= ASSIGNED TASK =
Which lines of the data below contain "content"? Please show them all.

+++ INFORMATION

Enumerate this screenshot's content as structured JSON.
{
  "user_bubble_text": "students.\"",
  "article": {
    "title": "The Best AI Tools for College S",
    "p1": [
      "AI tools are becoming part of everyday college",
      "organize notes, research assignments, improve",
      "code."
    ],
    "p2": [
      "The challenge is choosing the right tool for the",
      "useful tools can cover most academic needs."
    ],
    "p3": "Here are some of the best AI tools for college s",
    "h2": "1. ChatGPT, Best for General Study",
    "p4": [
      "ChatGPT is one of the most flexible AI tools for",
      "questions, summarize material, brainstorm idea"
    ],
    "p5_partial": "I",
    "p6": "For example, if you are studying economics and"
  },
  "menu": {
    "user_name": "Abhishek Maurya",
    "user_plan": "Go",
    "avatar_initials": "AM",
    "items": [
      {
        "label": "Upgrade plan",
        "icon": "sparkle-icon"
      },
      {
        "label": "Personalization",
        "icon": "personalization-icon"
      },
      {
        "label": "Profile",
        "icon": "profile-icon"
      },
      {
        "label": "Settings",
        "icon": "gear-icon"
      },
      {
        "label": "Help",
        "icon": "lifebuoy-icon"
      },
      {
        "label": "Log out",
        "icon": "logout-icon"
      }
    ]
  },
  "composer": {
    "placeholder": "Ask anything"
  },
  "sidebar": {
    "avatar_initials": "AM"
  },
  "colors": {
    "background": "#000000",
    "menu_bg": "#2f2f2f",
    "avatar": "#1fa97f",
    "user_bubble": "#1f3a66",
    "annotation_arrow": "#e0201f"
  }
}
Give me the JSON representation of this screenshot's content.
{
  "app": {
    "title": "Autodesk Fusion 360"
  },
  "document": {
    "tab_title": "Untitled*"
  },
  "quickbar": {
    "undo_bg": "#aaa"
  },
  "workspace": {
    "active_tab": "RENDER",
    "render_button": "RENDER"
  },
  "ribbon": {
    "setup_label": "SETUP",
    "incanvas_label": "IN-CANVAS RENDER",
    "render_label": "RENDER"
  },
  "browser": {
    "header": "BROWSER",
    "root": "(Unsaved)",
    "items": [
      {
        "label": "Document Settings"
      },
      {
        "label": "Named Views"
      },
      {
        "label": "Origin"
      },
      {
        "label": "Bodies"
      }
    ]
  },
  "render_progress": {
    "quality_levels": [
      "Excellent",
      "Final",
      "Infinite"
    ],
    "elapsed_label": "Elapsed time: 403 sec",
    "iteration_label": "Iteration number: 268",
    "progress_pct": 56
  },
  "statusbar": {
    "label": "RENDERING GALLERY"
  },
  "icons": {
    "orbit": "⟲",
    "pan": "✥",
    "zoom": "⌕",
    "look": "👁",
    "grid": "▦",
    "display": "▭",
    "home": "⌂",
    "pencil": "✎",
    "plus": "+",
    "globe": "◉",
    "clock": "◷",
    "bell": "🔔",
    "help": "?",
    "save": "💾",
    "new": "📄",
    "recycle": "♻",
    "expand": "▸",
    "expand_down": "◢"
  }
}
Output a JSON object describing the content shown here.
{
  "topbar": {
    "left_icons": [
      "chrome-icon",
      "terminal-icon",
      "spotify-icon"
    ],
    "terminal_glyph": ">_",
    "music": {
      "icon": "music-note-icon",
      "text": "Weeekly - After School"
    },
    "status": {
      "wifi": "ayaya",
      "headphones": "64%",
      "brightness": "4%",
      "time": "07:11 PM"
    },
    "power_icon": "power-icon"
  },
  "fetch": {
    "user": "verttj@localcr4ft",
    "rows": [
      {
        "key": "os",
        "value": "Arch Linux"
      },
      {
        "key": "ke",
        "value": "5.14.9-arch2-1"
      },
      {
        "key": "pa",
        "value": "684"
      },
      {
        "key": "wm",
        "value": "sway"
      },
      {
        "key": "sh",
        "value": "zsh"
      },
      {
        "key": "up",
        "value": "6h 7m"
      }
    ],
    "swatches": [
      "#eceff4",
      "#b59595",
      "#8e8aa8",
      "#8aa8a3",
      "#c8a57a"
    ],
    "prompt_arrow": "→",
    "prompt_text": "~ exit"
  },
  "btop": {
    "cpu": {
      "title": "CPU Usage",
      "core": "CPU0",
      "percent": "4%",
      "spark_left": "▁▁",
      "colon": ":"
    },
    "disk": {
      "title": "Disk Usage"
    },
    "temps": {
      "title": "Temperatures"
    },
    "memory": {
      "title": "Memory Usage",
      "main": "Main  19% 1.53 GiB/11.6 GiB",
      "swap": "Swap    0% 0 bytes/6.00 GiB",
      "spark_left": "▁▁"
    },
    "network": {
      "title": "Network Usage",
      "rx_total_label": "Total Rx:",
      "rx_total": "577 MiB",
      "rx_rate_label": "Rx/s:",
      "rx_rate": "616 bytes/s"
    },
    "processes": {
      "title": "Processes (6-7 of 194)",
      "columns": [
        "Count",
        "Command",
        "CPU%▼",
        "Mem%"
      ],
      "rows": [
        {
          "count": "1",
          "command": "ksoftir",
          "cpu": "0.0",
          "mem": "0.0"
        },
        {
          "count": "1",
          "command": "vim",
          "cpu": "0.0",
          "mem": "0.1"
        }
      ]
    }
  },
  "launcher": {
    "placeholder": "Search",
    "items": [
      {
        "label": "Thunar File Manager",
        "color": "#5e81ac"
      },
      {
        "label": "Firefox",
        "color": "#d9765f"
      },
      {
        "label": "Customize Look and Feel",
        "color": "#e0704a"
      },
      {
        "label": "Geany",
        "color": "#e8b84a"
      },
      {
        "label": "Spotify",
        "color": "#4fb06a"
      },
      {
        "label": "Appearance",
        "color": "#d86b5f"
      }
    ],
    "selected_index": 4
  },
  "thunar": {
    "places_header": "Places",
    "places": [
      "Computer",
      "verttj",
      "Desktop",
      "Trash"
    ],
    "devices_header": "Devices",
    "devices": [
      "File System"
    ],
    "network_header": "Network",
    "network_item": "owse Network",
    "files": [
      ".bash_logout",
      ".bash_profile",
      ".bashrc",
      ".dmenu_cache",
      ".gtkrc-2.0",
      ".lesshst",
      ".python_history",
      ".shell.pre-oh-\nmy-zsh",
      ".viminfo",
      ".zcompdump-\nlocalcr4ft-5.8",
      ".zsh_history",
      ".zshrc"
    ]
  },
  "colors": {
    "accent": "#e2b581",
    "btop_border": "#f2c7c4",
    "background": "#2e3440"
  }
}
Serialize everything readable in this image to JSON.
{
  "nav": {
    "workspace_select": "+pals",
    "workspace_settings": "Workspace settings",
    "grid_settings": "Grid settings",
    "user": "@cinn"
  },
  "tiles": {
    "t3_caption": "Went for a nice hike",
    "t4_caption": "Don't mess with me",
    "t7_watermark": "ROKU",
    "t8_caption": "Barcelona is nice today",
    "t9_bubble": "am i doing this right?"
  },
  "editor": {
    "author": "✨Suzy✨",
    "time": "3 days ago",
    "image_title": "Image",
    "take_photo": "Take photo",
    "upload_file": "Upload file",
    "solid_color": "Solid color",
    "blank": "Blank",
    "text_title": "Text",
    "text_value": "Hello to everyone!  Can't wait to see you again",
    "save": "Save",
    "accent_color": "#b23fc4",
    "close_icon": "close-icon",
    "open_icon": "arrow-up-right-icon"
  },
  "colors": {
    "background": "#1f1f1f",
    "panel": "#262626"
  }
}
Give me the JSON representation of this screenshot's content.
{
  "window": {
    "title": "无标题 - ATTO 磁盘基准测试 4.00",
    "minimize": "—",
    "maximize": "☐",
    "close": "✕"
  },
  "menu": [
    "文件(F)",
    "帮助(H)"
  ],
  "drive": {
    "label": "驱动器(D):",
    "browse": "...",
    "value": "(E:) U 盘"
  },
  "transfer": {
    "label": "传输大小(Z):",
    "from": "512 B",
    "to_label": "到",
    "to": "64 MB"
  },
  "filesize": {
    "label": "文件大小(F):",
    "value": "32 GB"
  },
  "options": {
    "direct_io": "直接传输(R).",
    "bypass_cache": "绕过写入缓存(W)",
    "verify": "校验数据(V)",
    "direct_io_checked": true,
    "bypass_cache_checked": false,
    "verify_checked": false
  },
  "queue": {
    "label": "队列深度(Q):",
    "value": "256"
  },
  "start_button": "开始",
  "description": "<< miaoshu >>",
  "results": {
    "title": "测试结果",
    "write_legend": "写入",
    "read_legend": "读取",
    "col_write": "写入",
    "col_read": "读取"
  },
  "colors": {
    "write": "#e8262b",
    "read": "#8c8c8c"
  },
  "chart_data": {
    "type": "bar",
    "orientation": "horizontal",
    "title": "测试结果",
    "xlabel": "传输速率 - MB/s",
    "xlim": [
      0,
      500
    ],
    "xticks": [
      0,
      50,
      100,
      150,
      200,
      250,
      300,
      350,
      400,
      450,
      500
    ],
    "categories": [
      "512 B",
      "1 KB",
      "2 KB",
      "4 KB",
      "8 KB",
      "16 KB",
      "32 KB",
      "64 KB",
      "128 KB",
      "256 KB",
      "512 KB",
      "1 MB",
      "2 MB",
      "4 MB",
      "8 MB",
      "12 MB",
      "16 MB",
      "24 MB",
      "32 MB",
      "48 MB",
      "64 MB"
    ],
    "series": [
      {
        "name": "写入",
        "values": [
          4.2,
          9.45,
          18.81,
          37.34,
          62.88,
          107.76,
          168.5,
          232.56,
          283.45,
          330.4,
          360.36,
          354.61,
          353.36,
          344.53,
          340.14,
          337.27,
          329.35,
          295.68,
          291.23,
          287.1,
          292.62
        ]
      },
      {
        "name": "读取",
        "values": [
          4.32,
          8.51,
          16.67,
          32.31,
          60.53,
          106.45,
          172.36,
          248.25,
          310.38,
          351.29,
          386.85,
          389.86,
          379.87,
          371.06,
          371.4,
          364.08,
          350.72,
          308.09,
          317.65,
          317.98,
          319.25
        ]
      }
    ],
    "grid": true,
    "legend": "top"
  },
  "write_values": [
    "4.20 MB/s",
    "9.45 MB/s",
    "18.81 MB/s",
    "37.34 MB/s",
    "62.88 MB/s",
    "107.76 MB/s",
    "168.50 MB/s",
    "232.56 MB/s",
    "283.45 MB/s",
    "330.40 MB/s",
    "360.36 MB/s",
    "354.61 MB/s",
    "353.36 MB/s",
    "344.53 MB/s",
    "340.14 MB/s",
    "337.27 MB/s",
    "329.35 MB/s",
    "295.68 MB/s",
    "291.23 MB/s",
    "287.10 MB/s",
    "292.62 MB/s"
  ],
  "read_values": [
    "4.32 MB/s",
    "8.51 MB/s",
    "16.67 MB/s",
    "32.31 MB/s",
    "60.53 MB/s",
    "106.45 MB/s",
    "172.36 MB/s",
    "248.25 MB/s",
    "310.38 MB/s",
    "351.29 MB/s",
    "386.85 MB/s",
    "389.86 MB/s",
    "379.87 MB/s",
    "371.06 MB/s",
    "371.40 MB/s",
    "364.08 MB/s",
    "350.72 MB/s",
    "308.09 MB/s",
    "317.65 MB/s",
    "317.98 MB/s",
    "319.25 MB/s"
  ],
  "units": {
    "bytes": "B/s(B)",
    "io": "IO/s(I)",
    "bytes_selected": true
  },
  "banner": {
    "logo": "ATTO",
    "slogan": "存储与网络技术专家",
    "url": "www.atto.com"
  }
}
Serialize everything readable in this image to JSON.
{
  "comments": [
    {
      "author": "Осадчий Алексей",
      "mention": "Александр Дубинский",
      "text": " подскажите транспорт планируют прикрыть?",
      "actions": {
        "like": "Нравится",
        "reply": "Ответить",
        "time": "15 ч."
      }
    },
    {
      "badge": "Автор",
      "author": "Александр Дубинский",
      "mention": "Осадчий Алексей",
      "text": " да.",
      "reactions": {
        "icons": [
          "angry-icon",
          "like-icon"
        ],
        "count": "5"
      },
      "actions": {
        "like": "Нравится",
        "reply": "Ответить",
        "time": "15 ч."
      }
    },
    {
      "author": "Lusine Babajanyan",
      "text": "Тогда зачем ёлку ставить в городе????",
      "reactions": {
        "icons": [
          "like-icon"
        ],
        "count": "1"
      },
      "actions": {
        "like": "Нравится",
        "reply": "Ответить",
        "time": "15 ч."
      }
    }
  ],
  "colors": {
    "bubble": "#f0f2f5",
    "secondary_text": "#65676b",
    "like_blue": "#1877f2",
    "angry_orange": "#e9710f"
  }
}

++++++

= RESPONSE AREA =
Enumerate this screenshot's content as structured JSON.
Give me the JSON representation of this screenshot's content.
Output a JSON object describing the content shown here.
Give me the JSON representation of this screenshot's content.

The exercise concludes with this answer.